  • TANOAK .65, semi-ring-porous.
  • TEAK .57. Oily, extremely rot resistant. Tested samples and bows were slightly brash.
  • TROPICAL WOODS Space only allows a few here. There are scores available. Any over .50SG will serve.
  • TULIPWOOD .86. Tropical.
  • WALNUT: black .55. Semi-ring-porous, easy to work, elastic for its mass, similar in performance to cherry, but more tension-safe. Will try to chrysal where cherry won’t. A wonderful, overlooked bowwood. Bows can be all sapwood or all heartwood, or mixed, sapwood taking a bit more set in compression. The off-white sapwood can be worked down to 25% or so of limb thickness, creating appealing contrast with the almost black belly. Very high heartwood extractive level, so as with similar woods, it may be more resistant to water absorption. It’s reported not to warp with rising and falling humidity, possibly for this reason.
  • WALNUT, European .56. Design as per Black. Not as pretty, but makes a nice bow. Strong enough in tension to tolerate being a “backward” bow: the crowned sapling surface as belly, the split back surface tillered.
  • WENGE. About .67, determined by comparing same-size samples to known SG woods. African hardwood. Common in hardwood yards. Oils to a rich near-black. Looks impressive with a white hickory or rawhide back. When worked, wenge dusts up badly on its back, causing backs to pop off unless cleaned unusually well before gluing. The wood seems somewhat oily. Of possibly 100 boards observed, all were fairly thin ringed, but with even thinner earlywood. Wenge is more brittle in tension than same SG pecan. It won’t allow the same degree of back fiber violation or as much overbending before breaking. A Uniform Bend Test sample took ¼” of set when bent 3.5” at 24.5lb An average of three osage tests yielded 3.5” at 34lb. So, at equal thickness Osage and wenge were equally elastic, but wenge would have to be about 30% wider to have equal drawweight at equal set. This is based on just one wenge test, but comports with wenge bows I’ve made.
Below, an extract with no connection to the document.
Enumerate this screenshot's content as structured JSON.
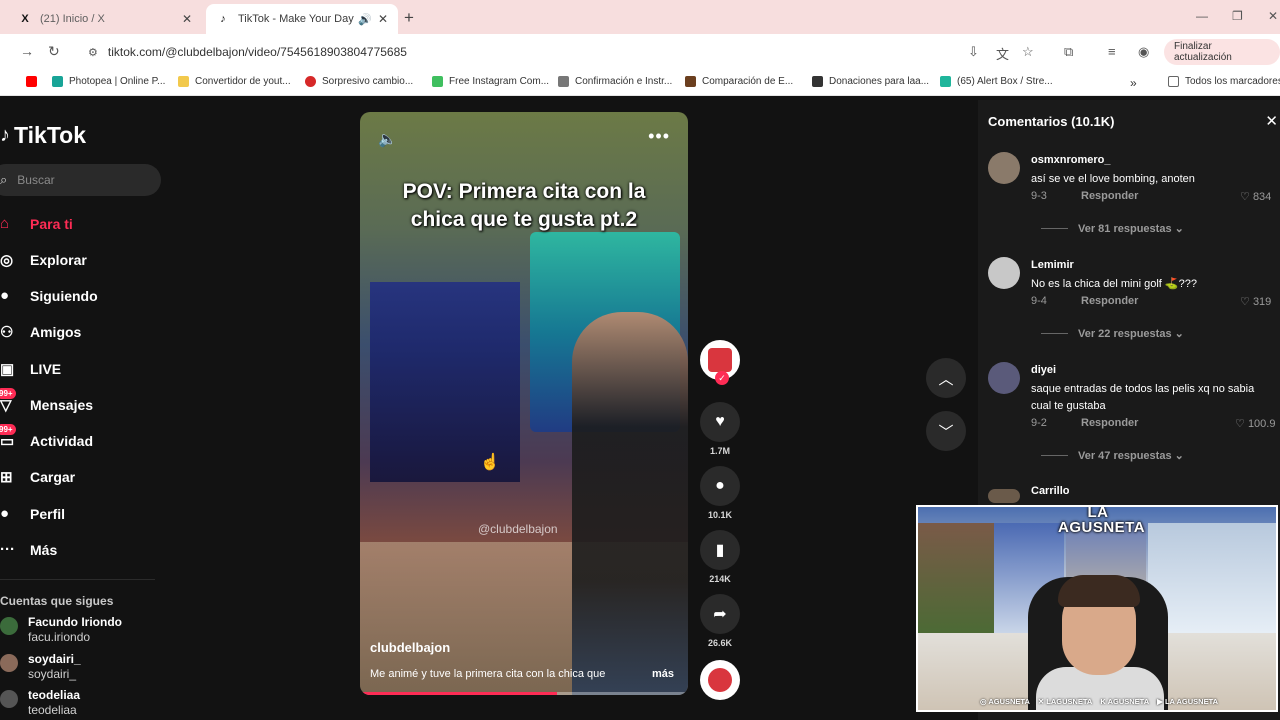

  • WITCH HAZEL .60.
  • YEW, pacific “Taxus brevifolia” .63. Sapwood is strong and elastic in tension but takes enormous set in compression. Heartwood is elastic in both tension and compression. The back of a heartwood-only yew bow is safe and efficient. Sapwood/heartwood will bend a little farther before breaking, but would have to be far overstrained for this margin to come into play. Knowing this allow the use of inner splits of yew as selfbow staves. Low level yew, on average, grows faster than at high levels. Fast-growing, thick-ringed conifers yield lighter, weaker, less elastic wood. The opposite is true of hardwoods (diffuse-porous hardwoods may be as strong whether thin or thick-ringed). Unlike hardwoods, the percentage of late growth is usually higher in slow growing conifers. A crowned belly will increase safety in an overstrained design, as per the 100-plus-pound old English warbows. A crowned back will help performance, having lower limb mass. But for safety you’ll have to stay true to a back ring, or close to it. Due to its low bend resistance and high elasticity, yew can be narrow and thicker than any other wood, save possibly juniper. Only yew will make a same dimension and weight old English warbow. Horn nocks are not just for show. Yew is soft, and bowstrings can eat into the nocks on especially heavy bows with narrow strings. From one point of view, the more hoary and wild a yew stave the better. Yew bows full of pins and even untouched twigs, a few yew leaves waving in the breeze… such bows look ancient and full of mystery. Surely the Druids made them this way.
  • YEW, European Taxus baccata .66 on average, thin-ringed being considerably more dense than thick-ringed.
  • ZEBRAWOOD About .68.